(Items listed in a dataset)

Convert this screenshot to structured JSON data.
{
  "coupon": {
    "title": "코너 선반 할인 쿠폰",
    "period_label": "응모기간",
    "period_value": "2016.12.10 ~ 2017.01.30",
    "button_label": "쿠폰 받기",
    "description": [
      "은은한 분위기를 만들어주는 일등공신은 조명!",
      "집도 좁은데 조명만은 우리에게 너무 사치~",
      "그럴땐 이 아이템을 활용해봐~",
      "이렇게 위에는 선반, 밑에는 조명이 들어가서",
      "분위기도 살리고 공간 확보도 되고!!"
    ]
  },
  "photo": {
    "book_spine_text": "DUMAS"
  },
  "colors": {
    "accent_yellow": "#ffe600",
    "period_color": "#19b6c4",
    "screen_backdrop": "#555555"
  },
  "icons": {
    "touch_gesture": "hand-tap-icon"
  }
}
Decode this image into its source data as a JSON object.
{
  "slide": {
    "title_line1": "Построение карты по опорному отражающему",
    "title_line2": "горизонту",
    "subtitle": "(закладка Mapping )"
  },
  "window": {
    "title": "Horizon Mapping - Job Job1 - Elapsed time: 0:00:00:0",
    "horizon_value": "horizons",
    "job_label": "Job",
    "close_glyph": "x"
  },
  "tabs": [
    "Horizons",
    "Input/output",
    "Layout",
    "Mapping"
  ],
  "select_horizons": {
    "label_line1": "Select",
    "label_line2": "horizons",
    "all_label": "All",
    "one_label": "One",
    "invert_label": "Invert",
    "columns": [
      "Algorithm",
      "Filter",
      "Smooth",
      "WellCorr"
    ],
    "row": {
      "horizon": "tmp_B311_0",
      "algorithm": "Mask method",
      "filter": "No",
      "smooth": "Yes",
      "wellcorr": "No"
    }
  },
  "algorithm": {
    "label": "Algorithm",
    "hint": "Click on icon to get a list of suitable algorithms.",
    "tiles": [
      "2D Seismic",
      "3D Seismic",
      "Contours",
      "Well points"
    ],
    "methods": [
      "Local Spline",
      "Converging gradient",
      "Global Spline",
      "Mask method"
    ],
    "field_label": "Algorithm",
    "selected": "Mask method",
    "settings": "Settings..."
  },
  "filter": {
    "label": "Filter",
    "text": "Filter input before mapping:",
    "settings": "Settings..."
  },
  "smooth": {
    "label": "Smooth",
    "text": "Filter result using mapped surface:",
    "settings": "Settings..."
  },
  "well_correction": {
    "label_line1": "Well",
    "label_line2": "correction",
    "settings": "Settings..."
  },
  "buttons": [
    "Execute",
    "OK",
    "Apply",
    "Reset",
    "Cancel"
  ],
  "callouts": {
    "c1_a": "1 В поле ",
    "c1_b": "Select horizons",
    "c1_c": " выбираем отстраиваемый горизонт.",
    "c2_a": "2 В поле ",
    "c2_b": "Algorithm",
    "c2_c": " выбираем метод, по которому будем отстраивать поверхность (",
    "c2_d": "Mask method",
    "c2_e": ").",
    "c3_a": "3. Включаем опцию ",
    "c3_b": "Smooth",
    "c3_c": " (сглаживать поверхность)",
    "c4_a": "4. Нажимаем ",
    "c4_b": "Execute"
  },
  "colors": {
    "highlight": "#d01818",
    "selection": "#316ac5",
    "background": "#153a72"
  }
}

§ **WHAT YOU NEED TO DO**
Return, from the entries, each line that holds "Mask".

§ **ANSWER BOX**
      "algorithm": "Mask method",
      "Mask method"
    "selected": "Mask method",
    "c2_d": "Mask method",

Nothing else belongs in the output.